In 1993 homosexuality was decriminalised in Ireland so, really, we’ve come a long way since then but we still have so much more to achieve. Check out one of my favourite marriage equality promotional videos below and keep your videos crossed for us!
Yesterday they walked together hand in hand as they took their touches for granted. The town is alive with a hive of activity. It’s occupants seem to be too busy to notice. They don’t see the interlocked fingers as sweaty palms embrace. Their gaze does not include the love before them. The open declaration inspires little in it’s wake.
Today I too walked the same crowded streets as I weaved between those too busy to take a breath. Today was different. Right now I am the main attraction as I hold on tightly to her hand. Too many stares penetrated my space. I can suddenly relate to that goldfish confined to such a small bowl, a centrepiece to feast your eyes upon. Foul language and volatile behaviour rain down upon as we continue our nervous march. We exchange a look and silently agree. We will not let go.
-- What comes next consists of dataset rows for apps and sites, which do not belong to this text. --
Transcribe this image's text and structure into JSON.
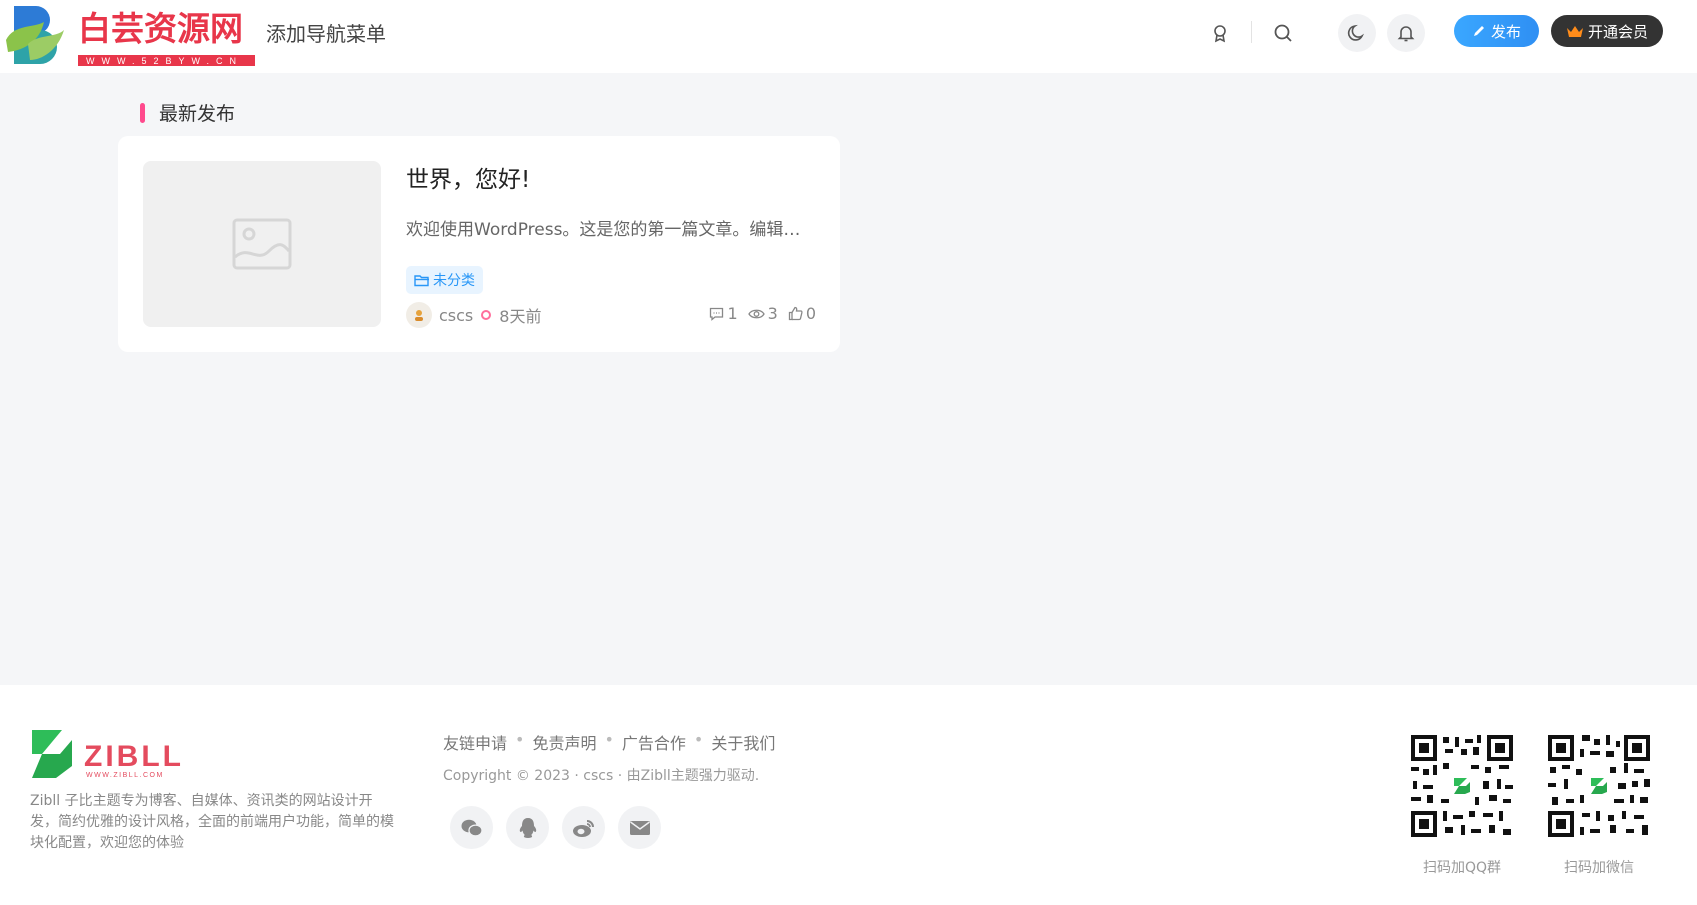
{
  "header": {
    "logo_text": "白芸资源网",
    "logo_subtext": "WWW.52BYW.CN",
    "nav_menu_label": "添加导航菜单",
    "icons": [
      "award-icon",
      "search-icon",
      "moon-icon",
      "bell-icon"
    ],
    "publish_label": "发布",
    "vip_label": "开通会员"
  },
  "main": {
    "section_title": "最新发布",
    "post": {
      "title": "世界，您好!",
      "excerpt": "欢迎使用WordPress。这是您的第一篇文章。编辑…",
      "category": "未分类",
      "author": "cscs",
      "time": "8天前",
      "comments": "1",
      "views": "3",
      "likes": "0"
    }
  },
  "footer": {
    "logo_text": "ZIBLL",
    "logo_subtext": "WWW.ZIBLL.COM",
    "description": "Zibll 子比主题专为博客、自媒体、资讯类的网站设计开发，简约优雅的设计风格，全面的前端用户功能，简单的模块化配置，欢迎您的体验",
    "links": [
      "友链申请",
      "免责声明",
      "广告合作",
      "关于我们"
    ],
    "copyright": "Copyright © 2023 · cscs · 由Zibll主题强力驱动.",
    "social_icons": [
      "wechat-icon",
      "qq-icon",
      "weibo-icon",
      "mail-icon"
    ],
    "qr_qq_label": "扫码加QQ群",
    "qr_wechat_label": "扫码加微信"
  },
  "colors": {
    "accent_pink": "#ff4a8d",
    "publish_blue": "#2f8ff3",
    "vip_dark": "#333333",
    "category_blue": "#2997f7",
    "zibll_green": "#2ebd59",
    "zibll_red": "#e44b5e"
  }
}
Tomorrow will be better. Tomorrow equality will welcome us as we march in a proud parade. Our colours will shine as we are given a guard of honour by supporters, children and animals alike. We will march as one to the beat of the same drum as we leave behind our reality to pretend we too can act like them. Tomorrow we will get a taste of what the future might be as we mingle safely in our numbers. Tomorrow I can be me. I can be me safely without judgement, fear or risk. I shall consider that day to be the greatest sample of freedom I could ever be given.
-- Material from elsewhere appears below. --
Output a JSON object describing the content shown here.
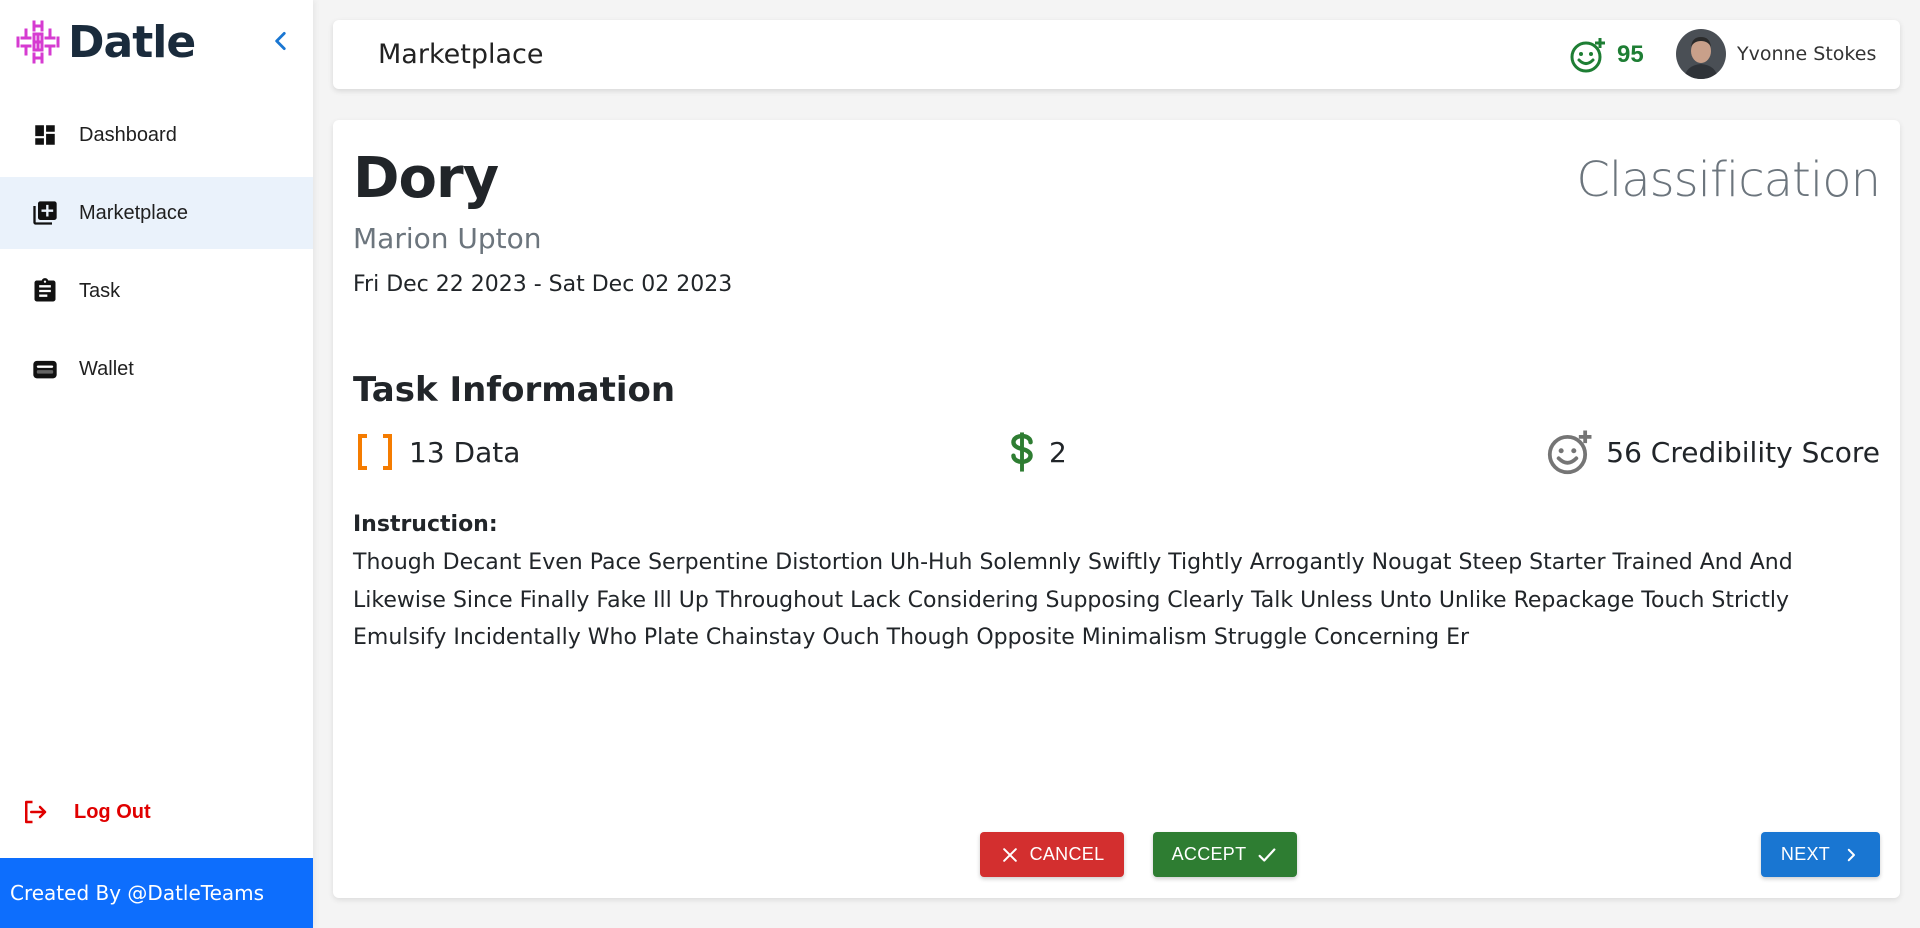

Ireland is actually so bad sometimes at supporting LGBT events in smaller towns. These small towns are the ones who need the support for their LGBT groups and communities the most. These places don’t have drop in centres, LGBT cafés or gay bars. They’re not granted the funding required to enable them to get their own premises so their meeting venues are the most difficult to source. They rarely get any funding at all but have so much passion and so many ideas. This is the reality for any group outside of the cities here in Ireland so putting an event together is even harder for them and advertising it is twice as hard. Night club venues don’t want to offer a room on one of their busy nights so you need to hope that people will bother coming to your event on a night that is not usually worth going out on. There’s so many obstacles so why are our own LGBT community one of them?
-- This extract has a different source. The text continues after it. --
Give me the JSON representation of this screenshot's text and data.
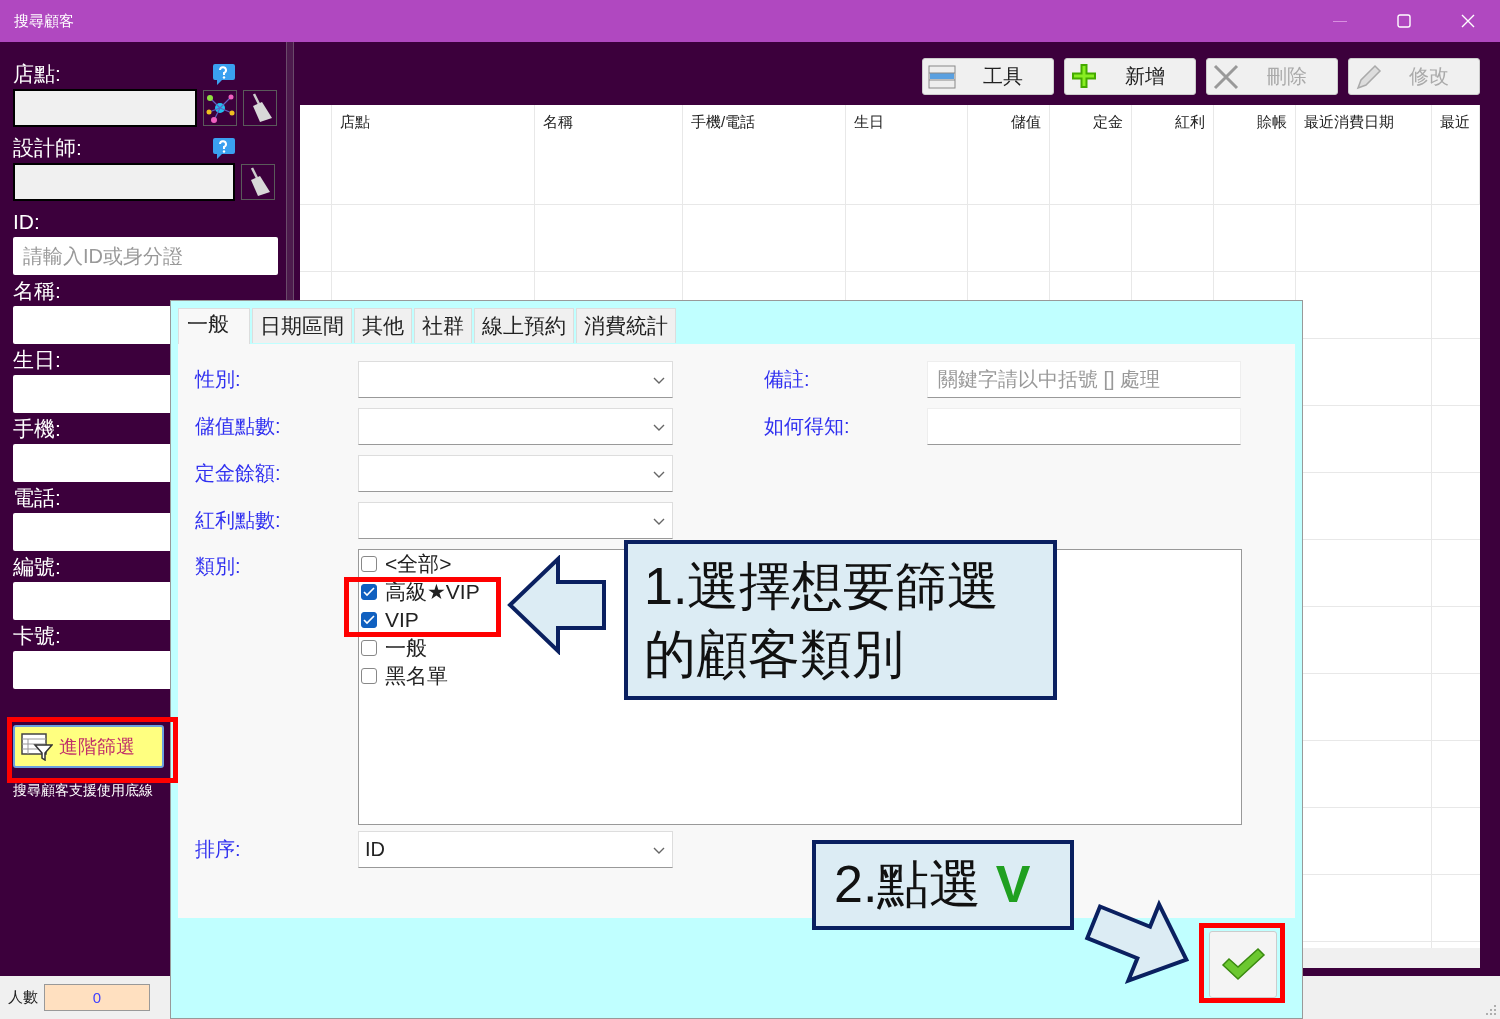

It would be so easy to fill a venue if the gay people from each area actually got together and went to these events and brought along their friends or family members. Wouldn’t it be great to just sit and chill at an event full of same sex loving peers? It’s so hard to meet other LGBT people in rural areas so when groups put effort into getting an event together I like to see a good crowd at it but unfortunately that’s rarely the case. Rural based groups from all around Ireland post pictures of their events online and the main thing they usually have in common is poor attendance. Why? I love going to these events when the opportunity arises for so many different reasons yet I am constantly disappointed by the lack of support from other people. A group can’t be held responsible for a lack of public support yet the public must have their reasons too for not attending. We need each other to fill these events and keep these small groups going. Together we can make them bigger and we can help to enable them to be more progressive and successful. It would be so sad if these groups and localised events disappeared, it really would. I hope that doesn’t happen.